[INPUT DATA — start]
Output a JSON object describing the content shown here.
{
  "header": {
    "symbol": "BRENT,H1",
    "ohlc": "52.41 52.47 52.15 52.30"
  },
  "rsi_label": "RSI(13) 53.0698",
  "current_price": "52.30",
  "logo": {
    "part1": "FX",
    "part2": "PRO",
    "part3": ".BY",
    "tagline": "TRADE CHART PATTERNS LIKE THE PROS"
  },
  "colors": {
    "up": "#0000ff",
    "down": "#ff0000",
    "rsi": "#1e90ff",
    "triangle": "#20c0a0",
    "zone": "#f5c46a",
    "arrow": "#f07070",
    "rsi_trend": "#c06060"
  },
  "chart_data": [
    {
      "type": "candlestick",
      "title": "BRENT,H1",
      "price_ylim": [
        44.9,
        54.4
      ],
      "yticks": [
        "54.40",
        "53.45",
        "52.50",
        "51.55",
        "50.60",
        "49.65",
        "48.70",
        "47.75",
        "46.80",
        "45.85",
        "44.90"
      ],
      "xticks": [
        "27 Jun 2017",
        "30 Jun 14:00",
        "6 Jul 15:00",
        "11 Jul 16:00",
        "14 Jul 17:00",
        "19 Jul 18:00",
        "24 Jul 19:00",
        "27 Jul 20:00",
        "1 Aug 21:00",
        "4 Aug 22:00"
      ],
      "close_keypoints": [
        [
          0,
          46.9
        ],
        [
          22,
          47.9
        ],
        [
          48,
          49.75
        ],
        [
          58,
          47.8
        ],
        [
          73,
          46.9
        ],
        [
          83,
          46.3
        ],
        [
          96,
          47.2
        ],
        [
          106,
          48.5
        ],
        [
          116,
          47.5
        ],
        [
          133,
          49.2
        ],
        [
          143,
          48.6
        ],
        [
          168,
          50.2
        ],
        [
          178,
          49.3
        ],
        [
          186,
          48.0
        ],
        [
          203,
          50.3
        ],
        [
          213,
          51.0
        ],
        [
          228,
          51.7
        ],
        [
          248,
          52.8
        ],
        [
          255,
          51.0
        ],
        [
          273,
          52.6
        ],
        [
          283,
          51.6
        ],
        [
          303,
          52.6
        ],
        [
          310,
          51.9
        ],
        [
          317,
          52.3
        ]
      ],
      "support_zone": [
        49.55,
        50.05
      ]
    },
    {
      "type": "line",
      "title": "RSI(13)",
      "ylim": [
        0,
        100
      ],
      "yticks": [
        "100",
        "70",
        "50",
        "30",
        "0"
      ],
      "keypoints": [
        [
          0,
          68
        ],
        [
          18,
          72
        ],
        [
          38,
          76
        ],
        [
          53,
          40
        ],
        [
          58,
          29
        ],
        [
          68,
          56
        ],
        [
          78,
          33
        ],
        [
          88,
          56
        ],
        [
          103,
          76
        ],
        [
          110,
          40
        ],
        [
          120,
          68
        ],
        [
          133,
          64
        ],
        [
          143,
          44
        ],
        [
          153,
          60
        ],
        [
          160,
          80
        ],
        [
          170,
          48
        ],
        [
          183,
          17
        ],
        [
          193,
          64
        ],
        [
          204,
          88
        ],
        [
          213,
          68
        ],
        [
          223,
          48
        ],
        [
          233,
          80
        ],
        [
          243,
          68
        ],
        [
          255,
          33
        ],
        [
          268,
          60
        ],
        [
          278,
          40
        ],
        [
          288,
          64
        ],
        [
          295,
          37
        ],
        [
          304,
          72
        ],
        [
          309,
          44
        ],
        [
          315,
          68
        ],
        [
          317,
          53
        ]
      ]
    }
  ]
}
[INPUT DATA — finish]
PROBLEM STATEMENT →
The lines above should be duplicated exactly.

FINISHED TASK →
Output a JSON object describing the content shown here.
{
  "header": {
    "symbol": "BRENT,H1",
    "ohlc": "52.41 52.47 52.15 52.30"
  },
  "rsi_label": "RSI(13) 53.0698",
  "current_price": "52.30",
  "logo": {
    "part1": "FX",
    "part2": "PRO",
    "part3": ".BY",
    "tagline": "TRADE CHART PATTERNS LIKE THE PROS"
  },
  "colors": {
    "up": "#0000ff",
    "down": "#ff0000",
    "rsi": "#1e90ff",
    "triangle": "#20c0a0",
    "zone": "#f5c46a",
    "arrow": "#f07070",
    "rsi_trend": "#c06060"
  },
  "chart_data": [
    {
      "type": "candlestick",
      "title": "BRENT,H1",
      "price_ylim": [
        44.9,
        54.4
      ],
      "yticks": [
        "54.40",
        "53.45",
        "52.50",
        "51.55",
        "50.60",
        "49.65",
        "48.70",
        "47.75",
        "46.80",
        "45.85",
        "44.90"
      ],
      "xticks": [
        "27 Jun 2017",
        "30 Jun 14:00",
        "6 Jul 15:00",
        "11 Jul 16:00",
        "14 Jul 17:00",
        "19 Jul 18:00",
        "24 Jul 19:00",
        "27 Jul 20:00",
        "1 Aug 21:00",
        "4 Aug 22:00"
      ],
      "close_keypoints": [
        [
          0,
          46.9
        ],
        [
          22,
          47.9
        ],
        [
          48,
          49.75
        ],
        [
          58,
          47.8
        ],
        [
          73,
          46.9
        ],
        [
          83,
          46.3
        ],
        [
          96,
          47.2
        ],
        [
          106,
          48.5
        ],
        [
          116,
          47.5
        ],
        [
          133,
          49.2
        ],
        [
          143,
          48.6
        ],
        [
          168,
          50.2
        ],
        [
          178,
          49.3
        ],
        [
          186,
          48.0
        ],
        [
          203,
          50.3
        ],
        [
          213,
          51.0
        ],
        [
          228,
          51.7
        ],
        [
          248,
          52.8
        ],
        [
          255,
          51.0
        ],
        [
          273,
          52.6
        ],
        [
          283,
          51.6
        ],
        [
          303,
          52.6
        ],
        [
          310,
          51.9
        ],
        [
          317,
          52.3
        ]
      ],
      "support_zone": [
        49.55,
        50.05
      ]
    },
    {
      "type": "line",
      "title": "RSI(13)",
      "ylim": [
        0,
        100
      ],
      "yticks": [
        "100",
        "70",
        "50",
        "30",
        "0"
      ],
      "keypoints": [
        [
          0,
          68
        ],
        [
          18,
          72
        ],
        [
          38,
          76
        ],
        [
          53,
          40
        ],
        [
          58,
          29
        ],
        [
          68,
          56
        ],
        [
          78,
          33
        ],
        [
          88,
          56
        ],
        [
          103,
          76
        ],
        [
          110,
          40
        ],
        [
          120,
          68
        ],
        [
          133,
          64
        ],
        [
          143,
          44
        ],
        [
          153,
          60
        ],
        [
          160,
          80
        ],
        [
          170,
          48
        ],
        [
          183,
          17
        ],
        [
          193,
          64
        ],
        [
          204,
          88
        ],
        [
          213,
          68
        ],
        [
          223,
          48
        ],
        [
          233,
          80
        ],
        [
          243,
          68
        ],
        [
          255,
          33
        ],
        [
          268,
          60
        ],
        [
          278,
          40
        ],
        [
          288,
          64
        ],
        [
          295,
          37
        ],
        [
          304,
          72
        ],
        [
          309,
          44
        ],
        [
          315,
          68
        ],
        [
          317,
          53
        ]
      ]
    }
  ]
}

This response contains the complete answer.